If one part of the couple does a fun, choreographed routine with both parents and the other half of the couple opts for a slow dance with one parent, it may give off weird vibes. If you don’t mind having different feelings to the parent child wedding dance songs you select, then go for it—just be prepared if the crowd gets a little confused about how they are supposed to feel at the moment.
You can also factor in how you want to structure your dances. Some couples choose to have both parent dances at the same time. Some will switch between dancing with their own parents to dancing with their new in-laws part way through their song.
Some people forgo the parent dances altogether or do one big, choreographed number with every parent at once and forgo the traditional one-on-one dances. It’s up to you. Again, there are no rules. The only thing that matters is how you feel about this part of your wedding.
If you choose to do any choreography or structured ballroom style dances like a waltz, it may not hurt for the people involved to take some dance lessons together to make sure everyone knows what they’re doing.
If it is an LGBTQIA+ wedding, dance lessons can help make sure everyone knows how to lead and follow. Many people from older generations only learned how to dance with rigid gender roles, so some dance lessons can help them get up to speed on how to embrace a dance they may not have encountered before.

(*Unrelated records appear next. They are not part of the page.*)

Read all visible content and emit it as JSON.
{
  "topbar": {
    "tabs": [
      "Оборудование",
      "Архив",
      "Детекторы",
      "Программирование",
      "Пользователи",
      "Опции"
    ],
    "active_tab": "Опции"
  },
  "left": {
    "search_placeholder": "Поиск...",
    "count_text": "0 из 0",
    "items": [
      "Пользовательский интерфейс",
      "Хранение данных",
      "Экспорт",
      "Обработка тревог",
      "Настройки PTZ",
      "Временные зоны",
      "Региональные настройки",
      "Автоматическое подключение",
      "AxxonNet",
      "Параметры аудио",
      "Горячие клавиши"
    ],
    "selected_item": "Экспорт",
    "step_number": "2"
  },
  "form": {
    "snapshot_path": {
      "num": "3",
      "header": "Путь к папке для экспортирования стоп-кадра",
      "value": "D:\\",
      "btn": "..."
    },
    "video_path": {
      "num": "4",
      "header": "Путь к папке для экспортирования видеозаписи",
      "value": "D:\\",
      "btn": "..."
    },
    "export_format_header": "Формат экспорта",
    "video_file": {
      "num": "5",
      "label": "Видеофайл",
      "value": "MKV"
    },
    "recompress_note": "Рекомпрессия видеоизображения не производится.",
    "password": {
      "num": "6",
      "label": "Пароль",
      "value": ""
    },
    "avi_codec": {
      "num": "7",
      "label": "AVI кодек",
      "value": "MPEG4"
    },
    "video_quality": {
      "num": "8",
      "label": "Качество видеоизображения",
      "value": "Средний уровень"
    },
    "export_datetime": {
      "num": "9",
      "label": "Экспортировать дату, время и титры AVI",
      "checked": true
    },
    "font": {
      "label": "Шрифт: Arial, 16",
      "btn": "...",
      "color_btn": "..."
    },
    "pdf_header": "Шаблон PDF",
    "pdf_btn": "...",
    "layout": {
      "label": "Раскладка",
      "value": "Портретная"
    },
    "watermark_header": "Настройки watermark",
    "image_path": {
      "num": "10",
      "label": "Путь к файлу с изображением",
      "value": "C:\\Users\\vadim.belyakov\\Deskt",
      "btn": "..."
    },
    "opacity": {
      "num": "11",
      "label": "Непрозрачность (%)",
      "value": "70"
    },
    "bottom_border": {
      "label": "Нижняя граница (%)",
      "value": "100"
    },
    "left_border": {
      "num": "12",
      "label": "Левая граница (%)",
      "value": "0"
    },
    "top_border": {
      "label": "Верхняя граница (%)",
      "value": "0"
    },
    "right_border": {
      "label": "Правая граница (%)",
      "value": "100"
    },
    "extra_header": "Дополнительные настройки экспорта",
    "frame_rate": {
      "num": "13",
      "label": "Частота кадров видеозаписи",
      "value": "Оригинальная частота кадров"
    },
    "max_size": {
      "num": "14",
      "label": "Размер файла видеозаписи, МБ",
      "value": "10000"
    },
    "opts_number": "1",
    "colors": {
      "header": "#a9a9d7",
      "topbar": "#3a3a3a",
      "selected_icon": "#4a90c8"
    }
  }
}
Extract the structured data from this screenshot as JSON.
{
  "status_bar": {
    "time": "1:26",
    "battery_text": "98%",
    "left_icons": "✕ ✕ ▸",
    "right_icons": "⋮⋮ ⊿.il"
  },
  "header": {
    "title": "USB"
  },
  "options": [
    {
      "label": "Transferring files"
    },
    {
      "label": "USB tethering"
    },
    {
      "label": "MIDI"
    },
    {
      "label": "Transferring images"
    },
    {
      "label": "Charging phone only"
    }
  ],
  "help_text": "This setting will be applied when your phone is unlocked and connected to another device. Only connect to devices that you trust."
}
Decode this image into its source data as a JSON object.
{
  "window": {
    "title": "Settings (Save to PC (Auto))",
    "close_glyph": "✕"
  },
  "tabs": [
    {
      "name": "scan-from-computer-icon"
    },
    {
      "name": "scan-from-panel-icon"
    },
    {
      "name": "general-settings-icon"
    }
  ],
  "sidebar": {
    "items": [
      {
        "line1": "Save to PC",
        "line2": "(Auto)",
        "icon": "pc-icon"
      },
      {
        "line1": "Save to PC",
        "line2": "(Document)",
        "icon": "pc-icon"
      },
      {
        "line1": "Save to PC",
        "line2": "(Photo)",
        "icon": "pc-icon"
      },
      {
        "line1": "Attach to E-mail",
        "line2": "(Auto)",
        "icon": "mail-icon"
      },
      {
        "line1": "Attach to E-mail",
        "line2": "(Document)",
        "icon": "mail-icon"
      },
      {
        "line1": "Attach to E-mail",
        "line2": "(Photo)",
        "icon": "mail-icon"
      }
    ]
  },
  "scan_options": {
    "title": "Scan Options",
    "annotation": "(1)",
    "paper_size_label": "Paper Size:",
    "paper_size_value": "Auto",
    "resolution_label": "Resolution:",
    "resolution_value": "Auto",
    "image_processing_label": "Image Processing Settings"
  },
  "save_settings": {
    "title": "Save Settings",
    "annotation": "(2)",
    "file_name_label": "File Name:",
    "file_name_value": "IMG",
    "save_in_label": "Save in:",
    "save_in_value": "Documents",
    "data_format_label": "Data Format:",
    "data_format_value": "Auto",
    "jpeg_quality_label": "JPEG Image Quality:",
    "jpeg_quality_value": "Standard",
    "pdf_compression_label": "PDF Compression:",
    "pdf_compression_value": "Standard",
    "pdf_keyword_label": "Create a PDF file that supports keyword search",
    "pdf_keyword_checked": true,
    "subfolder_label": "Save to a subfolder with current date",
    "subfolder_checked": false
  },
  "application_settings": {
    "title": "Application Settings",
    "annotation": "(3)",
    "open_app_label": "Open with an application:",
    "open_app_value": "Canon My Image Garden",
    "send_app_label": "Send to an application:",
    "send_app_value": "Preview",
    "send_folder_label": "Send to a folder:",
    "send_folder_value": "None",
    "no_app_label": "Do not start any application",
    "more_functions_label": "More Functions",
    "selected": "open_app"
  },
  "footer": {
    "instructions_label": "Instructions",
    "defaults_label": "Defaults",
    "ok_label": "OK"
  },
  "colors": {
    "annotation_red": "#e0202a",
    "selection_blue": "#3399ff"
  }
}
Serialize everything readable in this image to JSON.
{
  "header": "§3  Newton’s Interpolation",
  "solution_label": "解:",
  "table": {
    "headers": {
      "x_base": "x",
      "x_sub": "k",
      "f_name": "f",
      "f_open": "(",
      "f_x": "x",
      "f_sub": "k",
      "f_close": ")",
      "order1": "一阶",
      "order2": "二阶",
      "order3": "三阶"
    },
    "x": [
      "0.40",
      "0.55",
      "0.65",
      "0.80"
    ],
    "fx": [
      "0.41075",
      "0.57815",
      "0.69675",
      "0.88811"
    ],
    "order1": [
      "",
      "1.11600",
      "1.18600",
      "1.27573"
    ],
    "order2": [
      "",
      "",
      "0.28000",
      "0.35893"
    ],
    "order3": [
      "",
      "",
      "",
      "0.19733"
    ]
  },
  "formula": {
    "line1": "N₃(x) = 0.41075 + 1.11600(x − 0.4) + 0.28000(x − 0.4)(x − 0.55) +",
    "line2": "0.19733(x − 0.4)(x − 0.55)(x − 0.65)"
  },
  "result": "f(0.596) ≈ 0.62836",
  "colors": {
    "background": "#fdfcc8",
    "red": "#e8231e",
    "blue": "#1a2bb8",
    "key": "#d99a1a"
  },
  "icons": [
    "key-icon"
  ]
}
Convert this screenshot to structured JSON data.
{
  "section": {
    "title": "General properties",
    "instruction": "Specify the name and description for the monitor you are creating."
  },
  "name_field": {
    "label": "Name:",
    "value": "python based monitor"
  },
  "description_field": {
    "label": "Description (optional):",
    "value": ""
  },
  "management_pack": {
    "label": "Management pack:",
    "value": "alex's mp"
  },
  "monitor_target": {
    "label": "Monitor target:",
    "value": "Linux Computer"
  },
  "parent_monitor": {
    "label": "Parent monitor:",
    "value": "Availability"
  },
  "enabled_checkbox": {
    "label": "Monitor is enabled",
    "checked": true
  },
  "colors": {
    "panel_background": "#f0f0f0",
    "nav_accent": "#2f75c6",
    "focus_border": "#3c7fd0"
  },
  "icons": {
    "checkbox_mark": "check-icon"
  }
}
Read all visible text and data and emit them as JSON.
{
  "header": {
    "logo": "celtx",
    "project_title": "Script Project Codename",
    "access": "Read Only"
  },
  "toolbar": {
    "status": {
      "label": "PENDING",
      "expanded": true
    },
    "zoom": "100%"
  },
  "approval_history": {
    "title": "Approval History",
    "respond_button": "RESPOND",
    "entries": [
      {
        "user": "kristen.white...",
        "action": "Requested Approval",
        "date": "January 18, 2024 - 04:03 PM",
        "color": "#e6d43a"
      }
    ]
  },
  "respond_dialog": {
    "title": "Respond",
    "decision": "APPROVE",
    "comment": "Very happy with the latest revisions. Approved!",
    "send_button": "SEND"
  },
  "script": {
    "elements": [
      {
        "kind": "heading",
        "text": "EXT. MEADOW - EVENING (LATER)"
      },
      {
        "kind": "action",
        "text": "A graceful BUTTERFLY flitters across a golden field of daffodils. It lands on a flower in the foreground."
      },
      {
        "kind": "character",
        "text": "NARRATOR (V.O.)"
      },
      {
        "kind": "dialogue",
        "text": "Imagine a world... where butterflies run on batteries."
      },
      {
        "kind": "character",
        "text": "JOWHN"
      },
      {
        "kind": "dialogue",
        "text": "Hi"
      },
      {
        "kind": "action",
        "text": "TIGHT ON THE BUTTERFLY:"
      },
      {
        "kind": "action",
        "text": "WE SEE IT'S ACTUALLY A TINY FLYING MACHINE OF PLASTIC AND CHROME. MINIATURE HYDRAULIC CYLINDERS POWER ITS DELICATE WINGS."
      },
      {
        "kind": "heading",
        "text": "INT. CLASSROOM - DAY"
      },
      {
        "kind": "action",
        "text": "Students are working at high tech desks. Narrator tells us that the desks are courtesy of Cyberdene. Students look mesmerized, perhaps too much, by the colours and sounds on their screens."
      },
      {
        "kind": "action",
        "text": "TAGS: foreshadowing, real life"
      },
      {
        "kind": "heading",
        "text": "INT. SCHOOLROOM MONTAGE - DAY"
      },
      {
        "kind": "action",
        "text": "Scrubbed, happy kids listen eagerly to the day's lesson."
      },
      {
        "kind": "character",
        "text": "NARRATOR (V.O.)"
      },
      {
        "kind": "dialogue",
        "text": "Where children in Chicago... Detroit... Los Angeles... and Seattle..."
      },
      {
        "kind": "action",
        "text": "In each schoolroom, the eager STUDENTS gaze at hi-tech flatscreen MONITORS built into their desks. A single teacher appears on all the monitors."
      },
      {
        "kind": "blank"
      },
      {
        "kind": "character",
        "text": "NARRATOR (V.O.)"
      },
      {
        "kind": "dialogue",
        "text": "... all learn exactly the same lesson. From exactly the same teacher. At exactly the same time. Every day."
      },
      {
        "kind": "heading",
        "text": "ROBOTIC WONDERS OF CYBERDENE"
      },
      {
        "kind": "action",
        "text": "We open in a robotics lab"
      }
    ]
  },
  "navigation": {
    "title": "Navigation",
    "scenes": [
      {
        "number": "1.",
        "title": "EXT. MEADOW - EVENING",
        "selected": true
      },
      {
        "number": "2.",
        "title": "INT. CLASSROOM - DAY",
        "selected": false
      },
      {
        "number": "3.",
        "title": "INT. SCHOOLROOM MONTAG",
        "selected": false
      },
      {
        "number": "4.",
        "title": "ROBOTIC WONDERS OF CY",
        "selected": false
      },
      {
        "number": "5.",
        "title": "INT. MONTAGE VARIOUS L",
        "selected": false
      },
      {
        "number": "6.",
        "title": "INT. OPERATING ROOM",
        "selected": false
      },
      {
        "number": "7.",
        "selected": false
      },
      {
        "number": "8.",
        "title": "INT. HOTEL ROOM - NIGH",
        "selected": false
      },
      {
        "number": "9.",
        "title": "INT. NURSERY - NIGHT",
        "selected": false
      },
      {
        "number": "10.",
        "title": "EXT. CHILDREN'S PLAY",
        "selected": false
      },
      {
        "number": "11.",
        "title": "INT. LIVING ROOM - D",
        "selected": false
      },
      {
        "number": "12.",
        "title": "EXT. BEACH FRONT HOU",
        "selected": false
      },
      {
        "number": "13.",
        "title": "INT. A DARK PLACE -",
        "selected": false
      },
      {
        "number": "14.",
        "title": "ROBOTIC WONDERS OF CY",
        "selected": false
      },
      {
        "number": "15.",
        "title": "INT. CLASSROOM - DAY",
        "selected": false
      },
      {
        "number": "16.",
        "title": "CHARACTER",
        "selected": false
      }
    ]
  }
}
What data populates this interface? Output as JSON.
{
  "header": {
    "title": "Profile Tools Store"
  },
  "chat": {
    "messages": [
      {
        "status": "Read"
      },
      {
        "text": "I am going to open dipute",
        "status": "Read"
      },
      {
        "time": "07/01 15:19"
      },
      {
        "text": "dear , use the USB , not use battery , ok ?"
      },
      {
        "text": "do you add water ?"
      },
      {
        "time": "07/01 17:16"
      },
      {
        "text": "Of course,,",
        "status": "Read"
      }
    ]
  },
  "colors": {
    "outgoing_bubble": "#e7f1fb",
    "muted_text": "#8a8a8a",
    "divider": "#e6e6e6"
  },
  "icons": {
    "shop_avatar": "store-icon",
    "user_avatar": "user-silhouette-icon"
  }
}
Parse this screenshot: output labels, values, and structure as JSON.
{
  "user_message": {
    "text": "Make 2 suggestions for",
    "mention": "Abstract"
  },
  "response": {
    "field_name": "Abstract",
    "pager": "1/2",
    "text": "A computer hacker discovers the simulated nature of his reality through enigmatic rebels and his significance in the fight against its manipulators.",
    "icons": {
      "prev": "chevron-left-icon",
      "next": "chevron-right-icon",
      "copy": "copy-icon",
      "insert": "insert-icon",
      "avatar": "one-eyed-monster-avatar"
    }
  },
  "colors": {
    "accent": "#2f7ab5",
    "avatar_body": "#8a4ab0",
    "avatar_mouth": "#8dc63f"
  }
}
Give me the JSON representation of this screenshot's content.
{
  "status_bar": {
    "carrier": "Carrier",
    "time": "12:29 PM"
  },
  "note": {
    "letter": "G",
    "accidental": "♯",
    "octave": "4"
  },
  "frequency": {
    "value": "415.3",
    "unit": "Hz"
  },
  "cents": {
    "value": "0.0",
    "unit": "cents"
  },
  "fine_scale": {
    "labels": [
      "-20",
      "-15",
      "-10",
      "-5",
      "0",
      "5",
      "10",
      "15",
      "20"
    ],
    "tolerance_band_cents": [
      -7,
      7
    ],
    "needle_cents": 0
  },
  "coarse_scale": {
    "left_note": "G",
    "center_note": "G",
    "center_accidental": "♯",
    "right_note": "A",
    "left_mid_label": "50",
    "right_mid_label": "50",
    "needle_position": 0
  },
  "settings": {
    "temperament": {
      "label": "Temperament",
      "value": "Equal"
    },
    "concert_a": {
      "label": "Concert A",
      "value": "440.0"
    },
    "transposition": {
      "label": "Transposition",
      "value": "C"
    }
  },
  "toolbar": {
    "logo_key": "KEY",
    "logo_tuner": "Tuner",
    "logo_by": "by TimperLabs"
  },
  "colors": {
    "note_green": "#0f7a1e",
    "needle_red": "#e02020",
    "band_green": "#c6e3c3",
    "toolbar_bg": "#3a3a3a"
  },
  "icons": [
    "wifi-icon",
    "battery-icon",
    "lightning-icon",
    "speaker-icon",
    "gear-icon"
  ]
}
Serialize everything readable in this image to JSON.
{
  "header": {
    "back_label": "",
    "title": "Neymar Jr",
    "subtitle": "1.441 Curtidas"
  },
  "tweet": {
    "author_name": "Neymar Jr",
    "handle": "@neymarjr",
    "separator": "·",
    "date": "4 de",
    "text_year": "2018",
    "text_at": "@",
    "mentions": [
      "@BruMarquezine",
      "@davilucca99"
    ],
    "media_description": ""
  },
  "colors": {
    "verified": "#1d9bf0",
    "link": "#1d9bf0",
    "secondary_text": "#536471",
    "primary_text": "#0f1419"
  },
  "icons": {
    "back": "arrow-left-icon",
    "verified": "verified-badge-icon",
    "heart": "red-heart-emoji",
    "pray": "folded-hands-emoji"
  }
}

When Do You Dance?
Besides finding songs to dance with parents at wedding receptions, you need to figure out when you will hold your parent dances. What order are you going to put your dances in?
Generally, at modern weddings, the newly married couple will share the first dance. Then the parent dances will take place. After that, the dance floor will open up to everyone and the real party begins.
But just as there are no rules for what songs you pick, there are no rules for when you have your dances. You can have your DJ or band announce the parent child wedding dance songs part way through your reception dance if you like.
You can also do the dance with your chosen parent after they give a toast during the meal portion of your reception. That can make for a great emotional moment—the father of the bride says a bunch of loving things and then immediately dances with his daughter. Talk about an unforgettable toast!
The best thing you can do is consult with your DJ or band to see when they recommend doing your parent child dances and develop the schedule for your reception in consultation with them.
Some Suggested Songs
Instead of breaking these suggestions into categories like “step father daughter wedding dance songs” or similar categories, we are going to list songs by the mood you want to evoke. This is by no means a comprehensive list. The right song for you may not be here, but we hope this will help you in your decision making.
Unforgettable by Nat King Cole and Natalie Cole
Times of Your Life by Paul Anka
The Way You Look Tonight by Frank Sinatra
Then They Do by Trace Adkins
He Gets That From Me by Reba McEntire
That’s What Mama’s Do by Jason Williams
Rhythm and Blues
Sweet Pea by Amos Lee
You Are the Sunshine of my Life by Stevie Wonder
A Song for Mama by Boyz II Men
Folk and Alternative
My Darling by Wilco
Teach Your Children by Crosby, Stills, and Nash
Daughter by Louden Wainwright III
Fun or Unusual Choices
My Girl by The Temptations (fun)
Take Your Mama by Scissor Sisters (unusual)
Daddy by Psy (fun and unusual)
True Colors by Cyndi Lauper
Lullabye (Goodbye My Angel) by Billy Joel
First Man by Camila Cabello
There Is No Wrong Choice
No matter what parent child wedding songs you choose, you don’t have to worry about making the wrong choice. The only way you can choose the wrong song is by picking one that you don’t care about or associate with your parent at all.
Every parent, be they biological, adoptive, or a surrogate parent figure, has a unique and special relationship with their child. The song you choose to dance to only needs to be a part of that bond. As long as the song is special to you and your parent, you’ve made a perfect choice.